Some thoughts come to mind in the wake of Michael Zehaf-Bibeau’s shooting on Parliament Hill in Ottawa on Wednesday, and the week’s earlier incident in which another alleged terrorist murdered a Canadian soldier using a vehicle. The incidents contradict ideas germinating in some spheres of Western thought that seem to cumulatively suggest that terrorists are fundamentally good people who are simply misunderstood.
For instance, one premise often suggested is that terrorists are libertarian in nature.
Radical environmental activists made news last week for complaining that the American Legislative Exchange Council (ALEC) opposes taxes and regulations those activists view as necessary to combat global warming. ALEC CEO Lisa B. Nelson appeared on NPR’s “The Diane Rehm Show” on Thursday to address those accusations, opposite Common Cause CEO Miles Rapoport and Washington Post reporter Tom Hamburger.
The program was replete with absurd, perfidious accusations that ALEC supported “corporate” interests.
For years, a variety of secular liberal causes have
campaigned for “tolerance,” “personal freedom,” or some variant of those
things. It is ironic that as they have advanced their agenda,
particularly in the areas of LGBT and abortion policy, they have become
increasingly intolerant of anyone who disagrees with them.
Ravi Zacharias has spoken about the paradox of tolerance in America,
noting that Americans pride themselves on living in a culture that
Voters are often told that conservatives should not challenge
Washington-backed big government Republicans, because doing so could
lead to Republican defeat.

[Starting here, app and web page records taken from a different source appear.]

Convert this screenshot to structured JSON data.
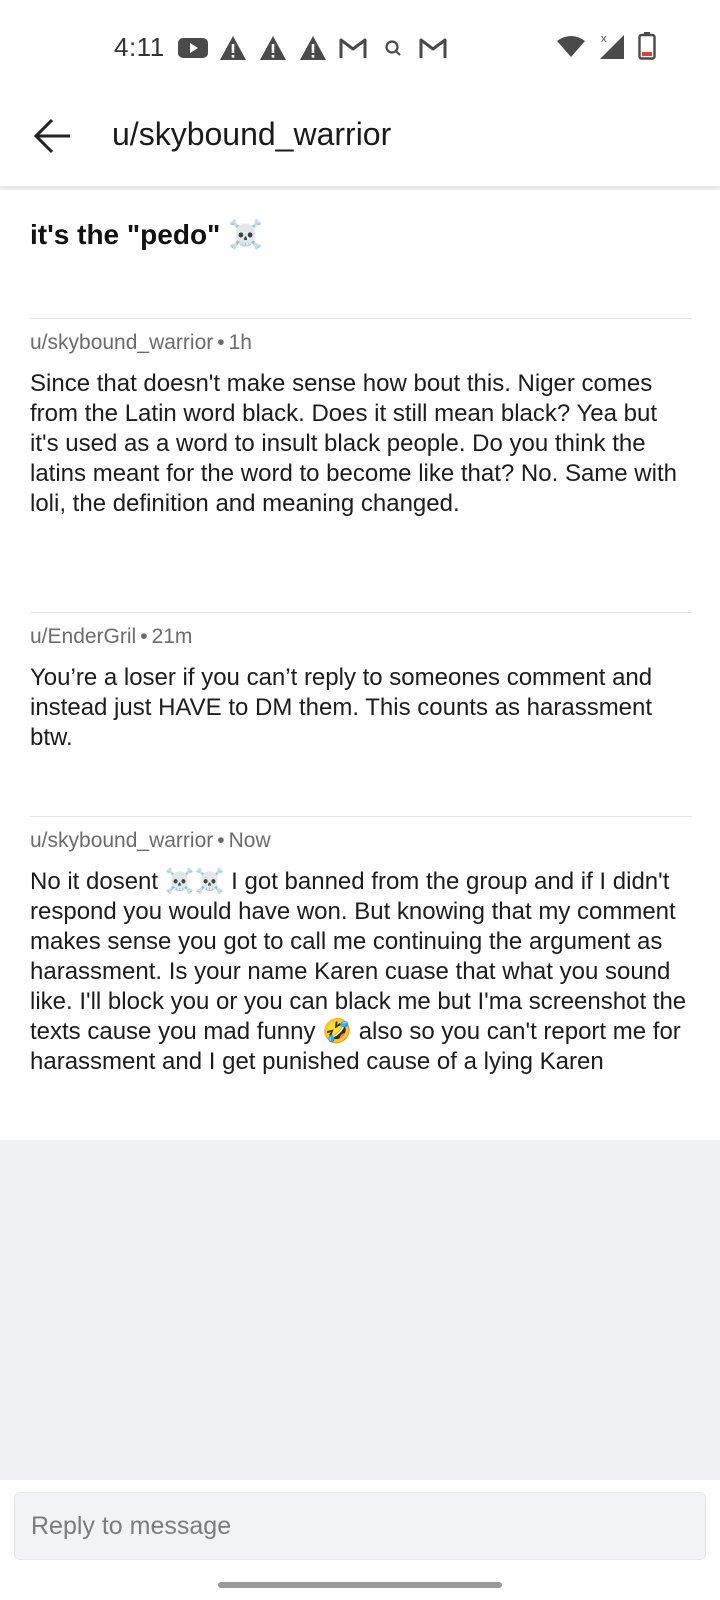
{
  "status_bar": {
    "time": "4:11",
    "left_icons": [
      "youtube-icon",
      "warning-icon",
      "warning-icon",
      "warning-icon",
      "gmail-icon",
      "search-icon",
      "gmail-icon"
    ],
    "right_icons": [
      "wifi-icon",
      "cell-signal-icon",
      "battery-icon"
    ]
  },
  "header": {
    "title": "u/skybound_warrior"
  },
  "thread": {
    "subject": "it's the \"pedo\" ☠️",
    "messages": [
      {
        "author": "u/skybound_warrior",
        "time": "1h",
        "body": "Since that doesn't make sense how bout this. Niger comes from the Latin word black. Does it still mean black? Yea but it's used as a word to insult black people. Do you think the latins meant for the word to become like that? No. Same with loli, the definition and meaning changed."
      },
      {
        "author": "u/EnderGril",
        "time": "21m",
        "body": "You’re a loser if you can’t reply to someones comment and instead just HAVE to DM them. This counts as harassment btw."
      },
      {
        "author": "u/skybound_warrior",
        "time": "Now",
        "body": "No it dosent ☠️☠️ I got banned from the group and if I didn't respond you would have won. But knowing that my comment makes sense you got to call me continuing the argument as harassment. Is your name Karen cuase that what you sound like. I'll block you or you can black me but I'ma screenshot the texts cause you mad funny 🤣 also so you can't report me for harassment and I get punished cause of a lying Karen"
      }
    ]
  },
  "reply": {
    "placeholder": "Reply to message"
  },
  "meta_separator": "•"
}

Yet it often seems that Washington
Republicans don’t follow their own advice. It prompts the question, when
does the Washington class really view it as appropriate to criticize
Mississippi is one example. Washington
Republicans asked Democratic voters to support their candidate, Sen.
Thad Cochran, in his primary election.
Jungbauer, a member of the State Republican Executive Committee and
the chairman of the Republican Party in Congressional District 2, provided some
additional insights in comments at the bottom of this post.
Michael Brodkorb on Saturday published an accounting of the Republican Party of Minnesota’s internal politics. It described the tension that State Executive Committee member Diane Johnson was experiencing because of her opposition to Jeff Johnson, the party’s endorsed candidate for governor.
Earlier this year, White House press secretary Jay Carney suggested that Americans losing their jobs due to ObamaCare should be thankful.
“At the beginning of this year,” he said, “we noted that as part of this
new day in health care, Americans would no longer be trapped in a job
just to provide coverage for their families, and would have the
opportunity to pursue their dreams.”
Is the Obama Administration really trying to help Americans by
putting them out of work, or is it just trying to create more voters by
trapping them in a welfare state they are unable to escape?
“Higher education is still the best ticket to upward mobility in America,” President Obama said last year. “And if we don’t do something about keeping it within reach, it will create problems for economic mobility for generations to come.” It is a common refrain from political leaders that it is necessary for students to pursue a college education. The cost of that education comes at rising cost, with graduates of the 2012 class holding an average of $29,400 in student loan debt.
Authored for Western Journalism. Speaking at CPAC last week, congressional candidate Erika Harold, a former Miss America winner, advanced the idea that those seeking to join the political arena should not need
to ask permission to get involved, relaying her own experience:
Some within the political establishment told me, it’s
not your turn. And the political establishment sought to drive me from
my involvement. But I refused to step aside because our country is built
on the leadership of men and women who decided not to wait their turn
and who decided to speak truth to power, even when that power was within
their own party.
“If his forces are united, separate them. If sovereign and subject
are in accord, put division between them,” suggested Sun Tzu in theArt of War.
Speaker John Boehner gets half of that concept right. He excels at
creating division on his own side. He just has a hard time when it comes
to dividing the other side.
Polling data released by FreedomWorks on Wednesday offers some guidance as to how Republicans
ought to govern if they want to be on voters’ side before the next
Liberals and establishment Republicans often talk about partisanship
in Washington, lamenting that there are not enough people working
together to grow the size of government. In a lot of ways, that
complaint is like peeing in navy blue pants. It’s warm and may make the
wearer feel good, but no one can see it.
The complaints come to
mind in the wake of Wednesday’s passage of a $1.1 trillion omnibus
spending bill in the House, which funds ObamaCare and passed by a vote